Darrell E Ward, MS Darrell E Ward, MS
Associate Director
Cancer Communications
Wexner Medical Center
The Ohio State University

Robert W Brueggemeier, PhD Robert W Brueggemeier, PhD
Dean/Professor, Pharmacy Central Business Office
College of Pharmacy
The Ohio State University

Michael A Caligiuri, MD Michael A Caligiuri, MD
Professor of Hematology
Professor of Molecular Virology, Immunology, & Medical Genetics
College of Medicine
The Ohio State University

Reinhard A Gahbauer, MD Reinhard A Gahbauer, MD
Former Professor
The James
The Ohio State University

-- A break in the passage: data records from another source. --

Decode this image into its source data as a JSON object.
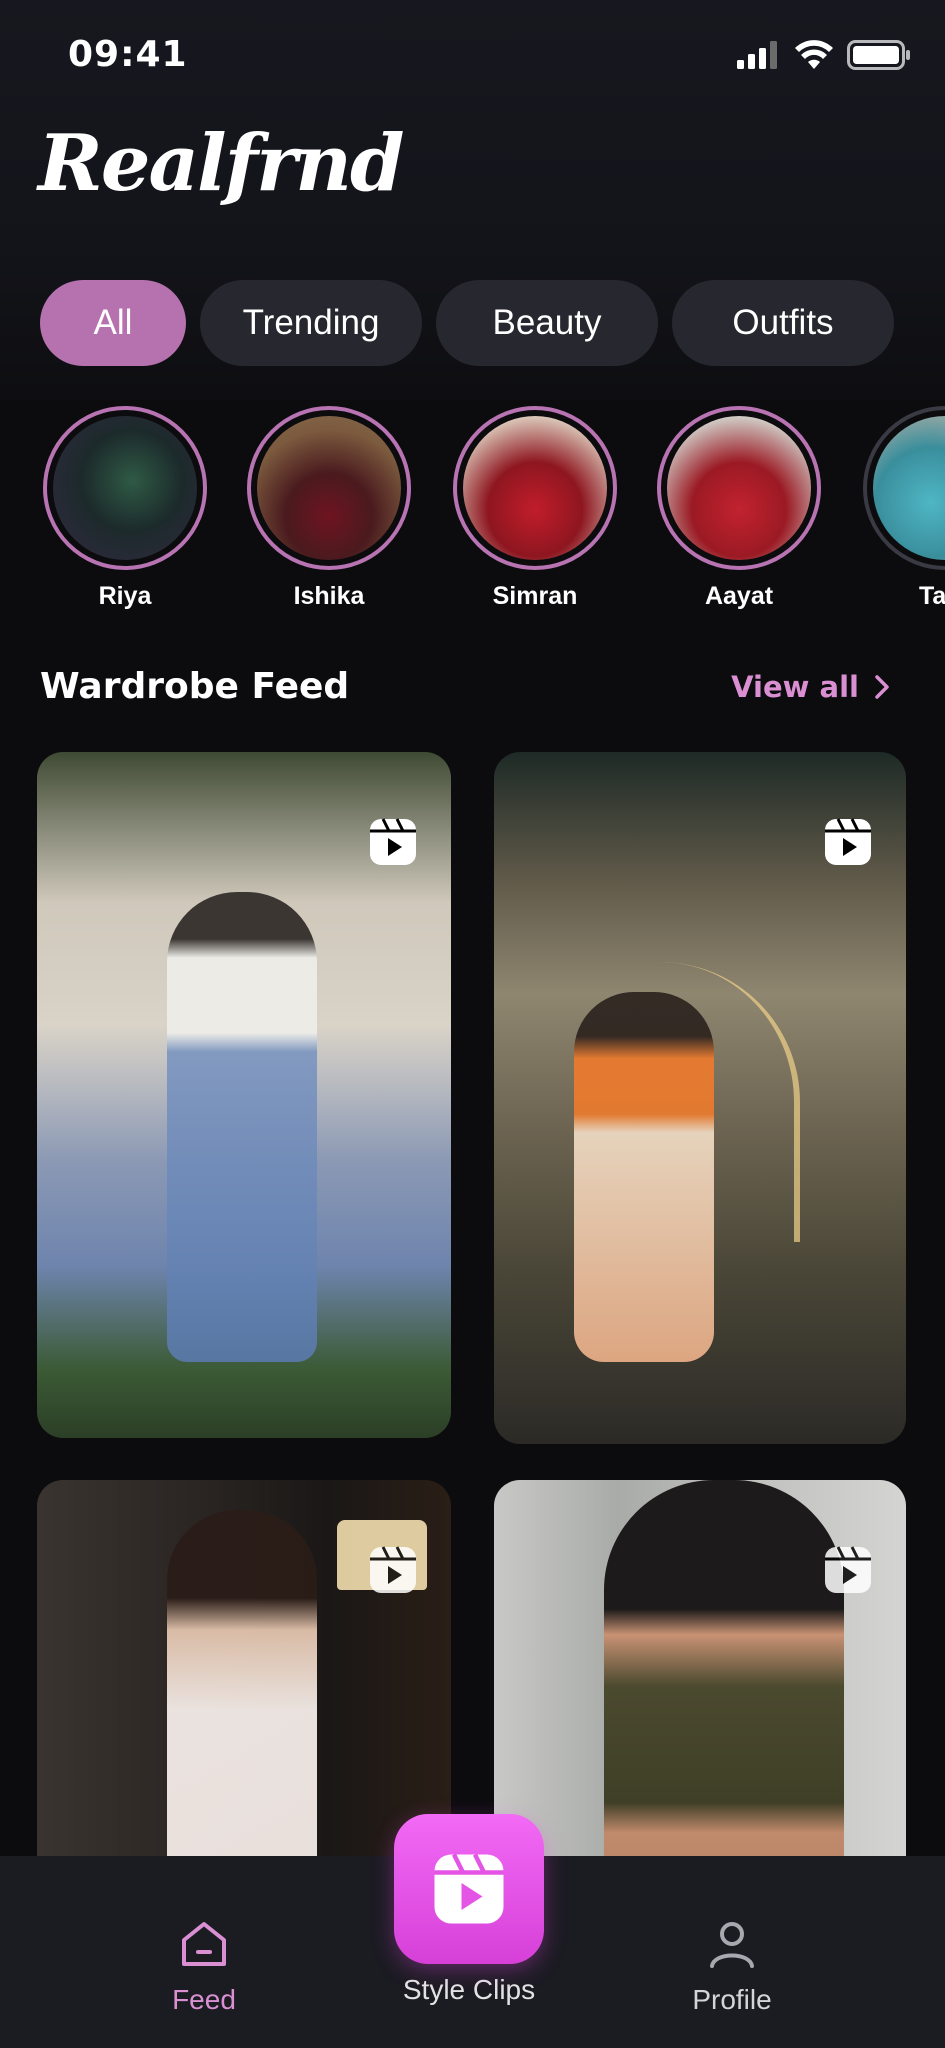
{
  "status_bar": {
    "time": "09:41"
  },
  "app": {
    "logo": "Realfrnd"
  },
  "chips": [
    {
      "label": "All",
      "active": true
    },
    {
      "label": "Trending",
      "active": false
    },
    {
      "label": "Beauty",
      "active": false
    },
    {
      "label": "Outfits",
      "active": false
    }
  ],
  "stories": [
    {
      "name": "Riya"
    },
    {
      "name": "Ishika"
    },
    {
      "name": "Simran"
    },
    {
      "name": "Aayat"
    },
    {
      "name": "Tan"
    }
  ],
  "feed": {
    "title": "Wardrobe Feed",
    "view_all": "View all"
  },
  "bottom_nav": {
    "feed": "Feed",
    "style_clips": "Style Clips",
    "profile": "Profile"
  },
  "colors": {
    "accent": "#b672ae",
    "accent_text": "#d98fd2",
    "center_button": "#e455e6",
    "background": "#0c0c0e"
  }
}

Eric H Kraut, MD Eric H Kraut, MD
Professor of Hematology
College of Medicine
The Ohio State University